If they are around this age, you will need to think carefully about this. If you have a camping trip planned, you will need to plan the timing of toilet training. You do not want to be halfway through as you commence your trip as it is likely to disrupt their progress and leave you in the land of wee and run out of clothes. So, either get your toddler fairly secure about it first or leave it until you get back. And even if they are secure, do pop a nappy on at night as you don’t want to be washing sleeping bags. It’s all about making your trip easier and fun…and wee everywhere is not fun!

 

On the plus side, “jungle wees” can be quite appealing to those mastering the art and camping lends itself to this. However, do be aware of this: our eldest was quite partial to a jungle wee and after we parked up along a busy road at Cheddar Gorge (which is lovely, by the way) for an “emergency” wee, from my vantage point in the Landy, I heard Daddy utter one or two naughty words followed up with “Oh God, we’re in trouble here, you’ve got to help quickly!” It became apparent that the jungle wee had turned into a jungle poo. Thank God for wipes is all I can say!

In summary:
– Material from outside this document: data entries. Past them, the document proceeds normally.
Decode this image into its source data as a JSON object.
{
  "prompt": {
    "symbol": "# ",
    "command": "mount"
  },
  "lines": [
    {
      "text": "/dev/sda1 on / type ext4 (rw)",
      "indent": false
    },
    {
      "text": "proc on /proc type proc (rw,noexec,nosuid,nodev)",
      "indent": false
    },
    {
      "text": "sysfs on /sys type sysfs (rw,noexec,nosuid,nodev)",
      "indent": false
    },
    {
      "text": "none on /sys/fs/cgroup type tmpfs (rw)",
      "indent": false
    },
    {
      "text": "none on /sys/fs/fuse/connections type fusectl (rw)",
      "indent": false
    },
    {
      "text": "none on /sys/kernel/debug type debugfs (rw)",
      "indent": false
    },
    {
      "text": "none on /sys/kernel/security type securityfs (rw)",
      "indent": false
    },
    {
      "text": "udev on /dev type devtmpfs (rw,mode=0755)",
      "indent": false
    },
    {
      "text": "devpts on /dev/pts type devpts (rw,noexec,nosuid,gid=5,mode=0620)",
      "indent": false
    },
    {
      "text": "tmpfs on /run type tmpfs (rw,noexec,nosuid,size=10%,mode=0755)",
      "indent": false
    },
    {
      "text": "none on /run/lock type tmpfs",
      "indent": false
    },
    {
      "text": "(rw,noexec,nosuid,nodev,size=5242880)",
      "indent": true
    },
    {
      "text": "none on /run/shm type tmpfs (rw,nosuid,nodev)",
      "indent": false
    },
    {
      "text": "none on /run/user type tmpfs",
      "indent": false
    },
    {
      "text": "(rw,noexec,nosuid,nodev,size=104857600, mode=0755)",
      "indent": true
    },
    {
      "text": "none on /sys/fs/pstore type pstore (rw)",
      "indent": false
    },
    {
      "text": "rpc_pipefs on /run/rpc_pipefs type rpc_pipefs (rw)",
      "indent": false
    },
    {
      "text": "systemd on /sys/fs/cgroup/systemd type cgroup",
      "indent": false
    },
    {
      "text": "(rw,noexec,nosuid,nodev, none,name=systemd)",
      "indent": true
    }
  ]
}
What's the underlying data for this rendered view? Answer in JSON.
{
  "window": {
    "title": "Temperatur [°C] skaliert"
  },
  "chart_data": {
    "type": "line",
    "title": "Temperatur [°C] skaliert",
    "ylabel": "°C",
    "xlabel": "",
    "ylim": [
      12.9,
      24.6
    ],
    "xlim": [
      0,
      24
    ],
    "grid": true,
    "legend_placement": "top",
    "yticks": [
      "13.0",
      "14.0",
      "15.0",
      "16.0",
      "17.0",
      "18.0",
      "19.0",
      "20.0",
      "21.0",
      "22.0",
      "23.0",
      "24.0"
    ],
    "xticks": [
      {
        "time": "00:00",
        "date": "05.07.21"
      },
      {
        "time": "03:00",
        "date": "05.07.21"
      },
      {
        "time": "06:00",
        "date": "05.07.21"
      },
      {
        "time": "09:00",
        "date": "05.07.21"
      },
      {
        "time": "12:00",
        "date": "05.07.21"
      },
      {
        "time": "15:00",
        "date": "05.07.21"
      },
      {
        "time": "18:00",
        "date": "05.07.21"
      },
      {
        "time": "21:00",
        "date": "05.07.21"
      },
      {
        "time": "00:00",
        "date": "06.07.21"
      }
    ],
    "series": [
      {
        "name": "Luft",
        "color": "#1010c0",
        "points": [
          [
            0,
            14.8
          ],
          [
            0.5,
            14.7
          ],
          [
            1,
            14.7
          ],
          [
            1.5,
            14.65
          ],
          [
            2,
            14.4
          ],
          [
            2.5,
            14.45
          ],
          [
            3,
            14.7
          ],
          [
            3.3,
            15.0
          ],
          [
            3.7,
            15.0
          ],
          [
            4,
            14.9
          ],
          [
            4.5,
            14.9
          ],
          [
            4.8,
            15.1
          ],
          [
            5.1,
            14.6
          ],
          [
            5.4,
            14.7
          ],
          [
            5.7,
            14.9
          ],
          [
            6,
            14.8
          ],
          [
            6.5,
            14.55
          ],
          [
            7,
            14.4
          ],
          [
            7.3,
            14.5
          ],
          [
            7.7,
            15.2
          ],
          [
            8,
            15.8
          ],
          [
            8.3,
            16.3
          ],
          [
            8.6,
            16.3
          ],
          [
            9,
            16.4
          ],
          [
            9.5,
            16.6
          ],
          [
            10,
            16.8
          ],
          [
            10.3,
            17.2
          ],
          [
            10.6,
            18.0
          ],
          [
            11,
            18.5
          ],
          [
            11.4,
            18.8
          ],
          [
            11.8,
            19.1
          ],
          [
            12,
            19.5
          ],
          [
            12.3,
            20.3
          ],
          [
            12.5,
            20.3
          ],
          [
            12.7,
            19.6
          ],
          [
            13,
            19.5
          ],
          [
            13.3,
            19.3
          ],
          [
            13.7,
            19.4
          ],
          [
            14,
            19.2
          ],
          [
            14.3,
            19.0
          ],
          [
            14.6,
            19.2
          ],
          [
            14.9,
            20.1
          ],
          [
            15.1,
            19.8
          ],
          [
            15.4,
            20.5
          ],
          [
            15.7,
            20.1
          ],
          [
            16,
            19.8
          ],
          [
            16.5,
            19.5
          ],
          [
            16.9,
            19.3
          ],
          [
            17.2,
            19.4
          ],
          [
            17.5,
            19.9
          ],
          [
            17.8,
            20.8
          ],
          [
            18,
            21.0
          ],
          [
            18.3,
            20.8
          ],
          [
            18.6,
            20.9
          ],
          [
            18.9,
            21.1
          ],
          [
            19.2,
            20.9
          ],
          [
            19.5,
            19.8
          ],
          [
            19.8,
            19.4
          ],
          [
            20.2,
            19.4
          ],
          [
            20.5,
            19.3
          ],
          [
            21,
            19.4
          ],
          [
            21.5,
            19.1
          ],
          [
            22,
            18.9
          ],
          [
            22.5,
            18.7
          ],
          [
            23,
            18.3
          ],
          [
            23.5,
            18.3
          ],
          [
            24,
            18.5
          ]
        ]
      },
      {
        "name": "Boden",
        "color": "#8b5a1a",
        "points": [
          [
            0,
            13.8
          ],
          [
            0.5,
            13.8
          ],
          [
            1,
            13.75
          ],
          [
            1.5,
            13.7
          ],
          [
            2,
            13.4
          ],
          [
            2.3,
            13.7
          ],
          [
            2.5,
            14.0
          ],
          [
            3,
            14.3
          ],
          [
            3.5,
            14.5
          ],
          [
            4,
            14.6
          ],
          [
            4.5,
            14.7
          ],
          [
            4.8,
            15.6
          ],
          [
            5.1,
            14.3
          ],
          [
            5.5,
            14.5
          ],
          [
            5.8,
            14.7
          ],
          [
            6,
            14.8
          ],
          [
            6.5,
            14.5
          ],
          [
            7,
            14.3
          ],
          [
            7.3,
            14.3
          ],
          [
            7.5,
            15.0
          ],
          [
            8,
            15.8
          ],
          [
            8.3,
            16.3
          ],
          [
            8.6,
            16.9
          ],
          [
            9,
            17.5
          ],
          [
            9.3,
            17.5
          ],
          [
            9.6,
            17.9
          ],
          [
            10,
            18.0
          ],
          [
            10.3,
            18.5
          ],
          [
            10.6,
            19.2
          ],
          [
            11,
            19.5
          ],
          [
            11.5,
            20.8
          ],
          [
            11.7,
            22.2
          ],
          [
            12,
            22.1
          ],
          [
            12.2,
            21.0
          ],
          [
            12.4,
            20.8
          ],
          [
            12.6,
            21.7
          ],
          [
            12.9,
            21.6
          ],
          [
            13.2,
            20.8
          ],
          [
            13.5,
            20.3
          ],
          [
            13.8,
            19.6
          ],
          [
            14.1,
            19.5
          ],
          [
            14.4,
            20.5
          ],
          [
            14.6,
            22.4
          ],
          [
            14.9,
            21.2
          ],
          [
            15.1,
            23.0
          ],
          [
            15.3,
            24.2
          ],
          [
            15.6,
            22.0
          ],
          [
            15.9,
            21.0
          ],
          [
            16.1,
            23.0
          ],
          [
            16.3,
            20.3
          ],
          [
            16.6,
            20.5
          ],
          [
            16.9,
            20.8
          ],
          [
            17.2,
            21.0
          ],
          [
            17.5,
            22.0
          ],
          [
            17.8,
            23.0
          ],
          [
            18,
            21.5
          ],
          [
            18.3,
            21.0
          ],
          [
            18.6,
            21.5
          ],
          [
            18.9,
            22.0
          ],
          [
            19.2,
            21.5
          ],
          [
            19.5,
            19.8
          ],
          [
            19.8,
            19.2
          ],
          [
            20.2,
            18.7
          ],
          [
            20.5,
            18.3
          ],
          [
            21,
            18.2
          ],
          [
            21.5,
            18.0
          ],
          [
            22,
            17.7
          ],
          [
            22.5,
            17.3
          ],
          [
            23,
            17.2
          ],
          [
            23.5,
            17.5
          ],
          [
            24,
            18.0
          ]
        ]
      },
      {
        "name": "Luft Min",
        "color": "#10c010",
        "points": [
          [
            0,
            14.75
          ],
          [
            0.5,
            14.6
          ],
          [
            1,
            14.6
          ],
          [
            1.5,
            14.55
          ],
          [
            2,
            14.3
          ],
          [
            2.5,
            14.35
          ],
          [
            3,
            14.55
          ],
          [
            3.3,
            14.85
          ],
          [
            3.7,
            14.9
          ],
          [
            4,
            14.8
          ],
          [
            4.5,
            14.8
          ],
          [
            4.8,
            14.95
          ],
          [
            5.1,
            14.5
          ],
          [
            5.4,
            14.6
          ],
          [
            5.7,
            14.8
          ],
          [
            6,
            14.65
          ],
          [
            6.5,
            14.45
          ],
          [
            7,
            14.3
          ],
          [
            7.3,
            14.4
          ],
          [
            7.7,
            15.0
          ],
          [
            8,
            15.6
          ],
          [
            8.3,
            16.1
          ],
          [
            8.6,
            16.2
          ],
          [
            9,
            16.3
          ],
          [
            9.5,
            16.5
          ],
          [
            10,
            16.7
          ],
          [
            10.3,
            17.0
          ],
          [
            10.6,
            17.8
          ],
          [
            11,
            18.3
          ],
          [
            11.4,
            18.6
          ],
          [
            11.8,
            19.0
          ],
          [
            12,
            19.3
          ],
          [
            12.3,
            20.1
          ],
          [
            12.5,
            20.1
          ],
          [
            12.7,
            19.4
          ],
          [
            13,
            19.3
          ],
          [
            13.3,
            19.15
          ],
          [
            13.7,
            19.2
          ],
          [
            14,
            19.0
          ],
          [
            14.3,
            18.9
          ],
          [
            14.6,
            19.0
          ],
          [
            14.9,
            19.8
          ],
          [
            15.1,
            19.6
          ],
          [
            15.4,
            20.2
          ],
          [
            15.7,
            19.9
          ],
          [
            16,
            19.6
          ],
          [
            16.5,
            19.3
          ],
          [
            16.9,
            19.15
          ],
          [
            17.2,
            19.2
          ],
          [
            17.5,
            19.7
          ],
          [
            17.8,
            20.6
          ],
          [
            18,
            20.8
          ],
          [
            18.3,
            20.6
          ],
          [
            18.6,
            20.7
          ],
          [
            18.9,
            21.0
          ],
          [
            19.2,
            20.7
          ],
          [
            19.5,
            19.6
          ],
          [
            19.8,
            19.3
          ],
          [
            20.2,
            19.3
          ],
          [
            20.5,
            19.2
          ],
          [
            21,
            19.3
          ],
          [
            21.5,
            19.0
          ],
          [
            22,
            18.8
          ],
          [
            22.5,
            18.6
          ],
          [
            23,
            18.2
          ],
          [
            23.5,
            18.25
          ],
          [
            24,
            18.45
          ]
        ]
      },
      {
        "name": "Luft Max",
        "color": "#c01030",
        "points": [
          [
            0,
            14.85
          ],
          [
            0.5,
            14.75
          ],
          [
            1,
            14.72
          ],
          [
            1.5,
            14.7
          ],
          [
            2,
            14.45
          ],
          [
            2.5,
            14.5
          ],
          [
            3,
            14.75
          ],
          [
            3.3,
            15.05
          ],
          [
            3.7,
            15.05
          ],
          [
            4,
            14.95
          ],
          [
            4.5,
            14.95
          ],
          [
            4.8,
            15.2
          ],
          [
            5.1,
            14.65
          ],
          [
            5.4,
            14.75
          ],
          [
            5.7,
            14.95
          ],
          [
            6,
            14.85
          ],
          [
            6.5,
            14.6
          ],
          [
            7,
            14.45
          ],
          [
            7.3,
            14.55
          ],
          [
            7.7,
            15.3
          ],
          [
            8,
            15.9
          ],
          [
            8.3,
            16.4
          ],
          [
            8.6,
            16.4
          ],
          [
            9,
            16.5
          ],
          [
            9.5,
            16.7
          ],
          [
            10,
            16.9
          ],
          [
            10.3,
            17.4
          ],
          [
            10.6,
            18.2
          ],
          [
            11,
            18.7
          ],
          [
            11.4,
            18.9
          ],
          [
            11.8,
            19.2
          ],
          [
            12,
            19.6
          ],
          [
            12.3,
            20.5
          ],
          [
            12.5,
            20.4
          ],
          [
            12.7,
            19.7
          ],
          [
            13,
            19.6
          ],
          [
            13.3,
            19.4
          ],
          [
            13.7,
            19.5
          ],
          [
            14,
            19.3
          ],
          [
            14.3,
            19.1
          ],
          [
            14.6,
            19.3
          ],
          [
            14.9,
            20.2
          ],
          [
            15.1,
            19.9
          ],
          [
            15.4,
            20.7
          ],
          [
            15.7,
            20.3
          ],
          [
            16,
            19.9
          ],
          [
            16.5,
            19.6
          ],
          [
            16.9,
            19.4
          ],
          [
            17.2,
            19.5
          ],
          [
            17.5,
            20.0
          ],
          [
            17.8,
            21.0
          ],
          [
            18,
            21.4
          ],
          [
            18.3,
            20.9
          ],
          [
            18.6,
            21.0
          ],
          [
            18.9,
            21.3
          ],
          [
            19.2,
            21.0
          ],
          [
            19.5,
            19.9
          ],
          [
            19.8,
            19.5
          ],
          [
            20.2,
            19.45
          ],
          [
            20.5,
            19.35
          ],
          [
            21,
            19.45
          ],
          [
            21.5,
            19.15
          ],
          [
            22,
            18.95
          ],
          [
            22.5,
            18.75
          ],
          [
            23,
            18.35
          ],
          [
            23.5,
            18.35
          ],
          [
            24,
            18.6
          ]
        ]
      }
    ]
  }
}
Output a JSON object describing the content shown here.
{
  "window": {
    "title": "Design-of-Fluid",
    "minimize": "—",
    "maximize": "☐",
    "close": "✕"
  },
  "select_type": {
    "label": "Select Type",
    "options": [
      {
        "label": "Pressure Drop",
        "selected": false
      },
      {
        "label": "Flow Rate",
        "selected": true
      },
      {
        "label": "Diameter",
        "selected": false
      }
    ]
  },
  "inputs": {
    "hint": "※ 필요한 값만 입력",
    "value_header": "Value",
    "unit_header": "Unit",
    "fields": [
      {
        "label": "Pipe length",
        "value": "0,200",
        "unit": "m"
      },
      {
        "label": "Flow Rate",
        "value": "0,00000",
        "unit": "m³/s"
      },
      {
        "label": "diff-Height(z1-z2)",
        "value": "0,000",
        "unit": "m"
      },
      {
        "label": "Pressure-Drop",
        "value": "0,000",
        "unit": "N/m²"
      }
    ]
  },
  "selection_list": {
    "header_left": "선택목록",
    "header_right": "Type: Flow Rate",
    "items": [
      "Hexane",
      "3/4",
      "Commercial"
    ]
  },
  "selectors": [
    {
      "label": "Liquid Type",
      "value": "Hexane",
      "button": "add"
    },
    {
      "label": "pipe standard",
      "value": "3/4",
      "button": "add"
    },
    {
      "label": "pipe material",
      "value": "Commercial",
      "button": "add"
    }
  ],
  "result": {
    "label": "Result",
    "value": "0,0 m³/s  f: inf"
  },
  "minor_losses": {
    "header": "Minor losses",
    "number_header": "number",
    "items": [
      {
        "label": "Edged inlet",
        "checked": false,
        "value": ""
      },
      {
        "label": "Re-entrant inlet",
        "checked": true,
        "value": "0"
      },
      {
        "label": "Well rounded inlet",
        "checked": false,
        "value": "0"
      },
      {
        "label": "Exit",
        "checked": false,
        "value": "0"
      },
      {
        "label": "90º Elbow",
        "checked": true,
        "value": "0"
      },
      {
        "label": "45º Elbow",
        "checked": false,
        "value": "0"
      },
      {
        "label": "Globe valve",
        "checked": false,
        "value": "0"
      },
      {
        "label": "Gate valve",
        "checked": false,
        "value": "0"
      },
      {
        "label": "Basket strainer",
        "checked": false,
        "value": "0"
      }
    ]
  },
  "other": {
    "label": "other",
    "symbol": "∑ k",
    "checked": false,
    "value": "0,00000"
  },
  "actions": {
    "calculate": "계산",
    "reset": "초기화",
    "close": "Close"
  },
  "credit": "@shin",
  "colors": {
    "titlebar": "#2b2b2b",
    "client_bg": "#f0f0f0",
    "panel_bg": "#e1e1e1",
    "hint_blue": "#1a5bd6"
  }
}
  • Wear the kids out in the day to get the best night’s sleep possible.
  • Do not fear dirt.
  • Find a campsite that suits your children
  • Pack nearly everything you own.
  • Don’t let them do a jungle poo.
  • Remember not to expect perfection – this in itself will help your trip be a “perfect” family memory.